It was a feature of this business trip that much of the mileage we covered in China was by train. I travelled from Beijing on the Beijing-Guangzhou High Speed Railway, for example, which travels in excess of 300kph and is more commonly referred to as the ‘Bullet Train’. The scale of the infrastructure project required to move people around at this speed impressed me. The stations were far larger than I have experienced elsewhere in the world.

Having referenced the personable side to doing business in the region, it was fitting that we journeyed by rail. Travelling at such colossal speeds was similar to being on a plane but there is something more civil about train travel. It is a common mode of transport featured on travel programmes, as we’ve all seen, and it’s no coincidence that learning how to say ‘Where is the station?’ and ‘How much is a train ticket?’ are questions that always feature early in foreign language lessons. Trains are often an efficient way to travel, whilst submerging yourself in a local culture.

Talking of train stations and language lessons, I noted that all the signage at stations was in Chinese. It reminded me of the importance of addressing an audience and providing clarity of information, which is always something I’m mindful of when preparing literature and presentation slides for the Asian market.

The next stop was Shanghai, where we visited the Shanghai Salvage Bureau with GLE to present our new catalogue. They already use many Straightpoint Radiolink Plus load cells and it was rewarding to reinforce their knowledge of our equipment with a training session with their local sales team.

Later that week I met with a very good friend of mine, Julie Zhu, who is CEO of Kyloweigh Inc. She took me on another river trip on the Shanghai Bund. There was no match for the awe inspiring Hong Kong skyline of earlier in the trip but the voyage incorporated a visit to a brewery where I tried one of the best beers I have ever tasted, so I settled for that!

Jian Feng were my next appointment where Candy Lee was my host as we looked at their latest products. They had a range of shackles and slings in stock and it was enjoyable to spend time with Candy and get to touch and feel the equipment. My standout memory will be the spotlessly clean factory and superb layout. We try to be as efficient and clean as possible at Havant headquarters but there are always lessons to be learnt from visiting other facilities.

Too many to mention!

So many companies and fantastic lifting professionals featured in my notes this month and I can’t name them all, but I want to highlight one more—Promat (HK) Ltd, who showed great interest in our new catalogue and extended typically warm and friendly Asian hospitality.

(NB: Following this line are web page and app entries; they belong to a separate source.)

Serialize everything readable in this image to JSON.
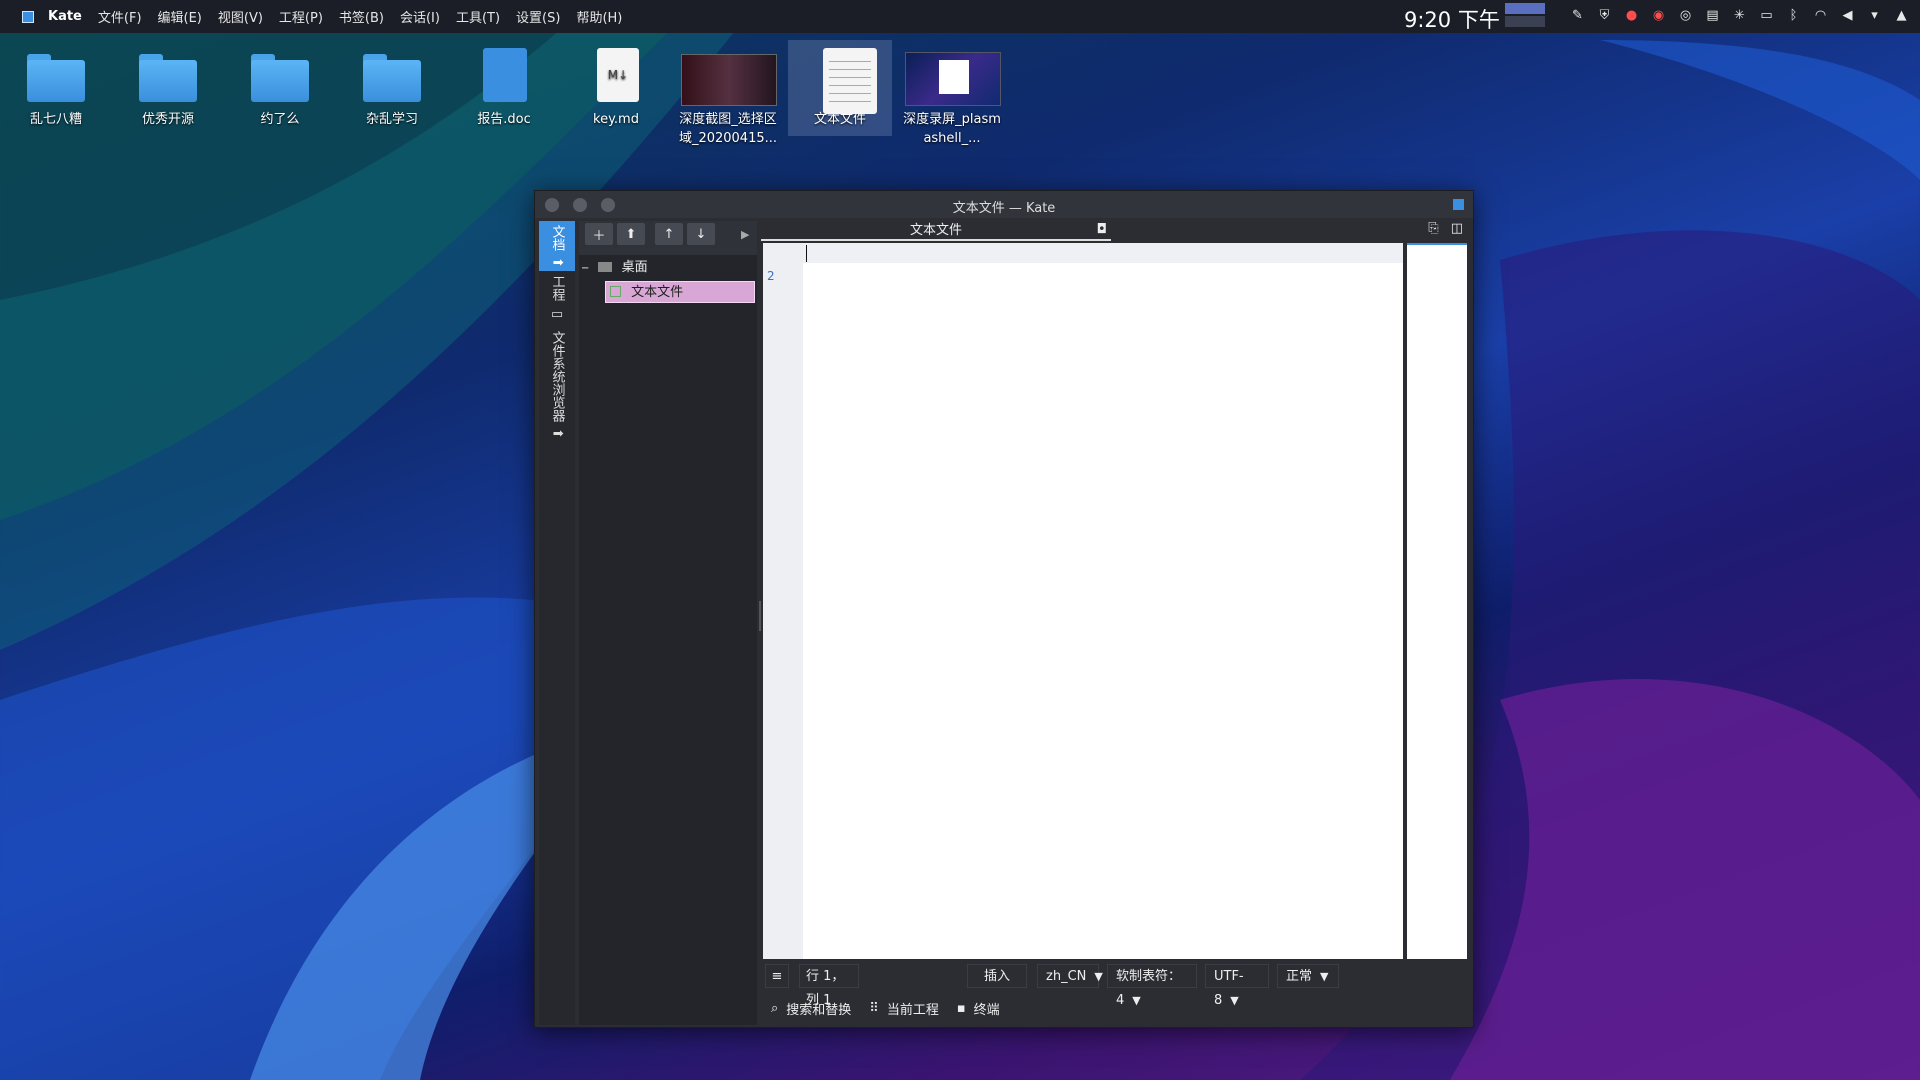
{
  "topbar": {
    "app_name": "Kate",
    "menu": [
      "文件(F)",
      "编辑(E)",
      "视图(V)",
      "工程(P)",
      "书签(B)",
      "会话(I)",
      "工具(T)",
      "设置(S)",
      "帮助(H)"
    ],
    "clock": "9:20 下午",
    "tray_icons": [
      "notes-icon",
      "shield-icon",
      "record-icon",
      "ubuntu-icon",
      "chrome-icon",
      "clipboard-icon",
      "network-icon",
      "battery-icon",
      "bluetooth-icon",
      "wifi-icon",
      "volume-icon",
      "expand-icon",
      "kde-icon"
    ]
  },
  "desktop": {
    "icons": [
      {
        "label": "乱七八糟",
        "kind": "folder"
      },
      {
        "label": "优秀开源",
        "kind": "folder"
      },
      {
        "label": "约了么",
        "kind": "folder"
      },
      {
        "label": "杂乱学习",
        "kind": "folder"
      },
      {
        "label": "报告.doc",
        "kind": "doc"
      },
      {
        "label": "key.md",
        "kind": "md"
      },
      {
        "label": "深度截图_选择区域_20200415...",
        "kind": "shot"
      },
      {
        "label": "文本文件",
        "kind": "txt"
      },
      {
        "label": "深度录屏_plasmashell_...",
        "kind": "rec"
      }
    ]
  },
  "kate": {
    "title": "文本文件 — Kate",
    "side_tabs": {
      "documents": "文档",
      "projects": "工程",
      "filesystem": "文件系统浏览器"
    },
    "tree": {
      "folder": "桌面",
      "file": "文本文件"
    },
    "doc_tab": "文本文件",
    "line_numbers": [
      "2"
    ],
    "status": {
      "position": "行 1，列 1",
      "mode": "插入",
      "language": "zh_CN",
      "tabs": "软制表符：4",
      "encoding": "UTF-8",
      "syntax": "正常"
    },
    "toolviews": {
      "search": "搜索和替换",
      "project": "当前工程",
      "terminal": "终端"
    }
  }
}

My month concluded in Singapore and Sri Lanka, where we exhibited at the inaugural LEEA Lifting & Rigging Conference Asia and then the Premier Industrial Exhibition & Trade Fair (INCO) respectively. More on both next month as I’m conscious this has been a lengthy entry, but it’s worth saying what a great job LEEA did of launching a new conference-exhibition.

And, by way of a Stop Press, I was invited as a special guest to the opening ceremony of the final day of INCO, which was covered on ITN Sri Lanka TV. Transport Minister Champika Ranawaka was a special guest and stopped by the Straightpoint stand. What an honour!

Heading to Japan next where I’ll catch up with RUD Lifting Japan, who are showing our products at entertainment show Content Tokyo 2015 at Tokyo Big Sight.

Thank you for reading. Keep following us on Twitter—@LoadCell

Mr Loadlink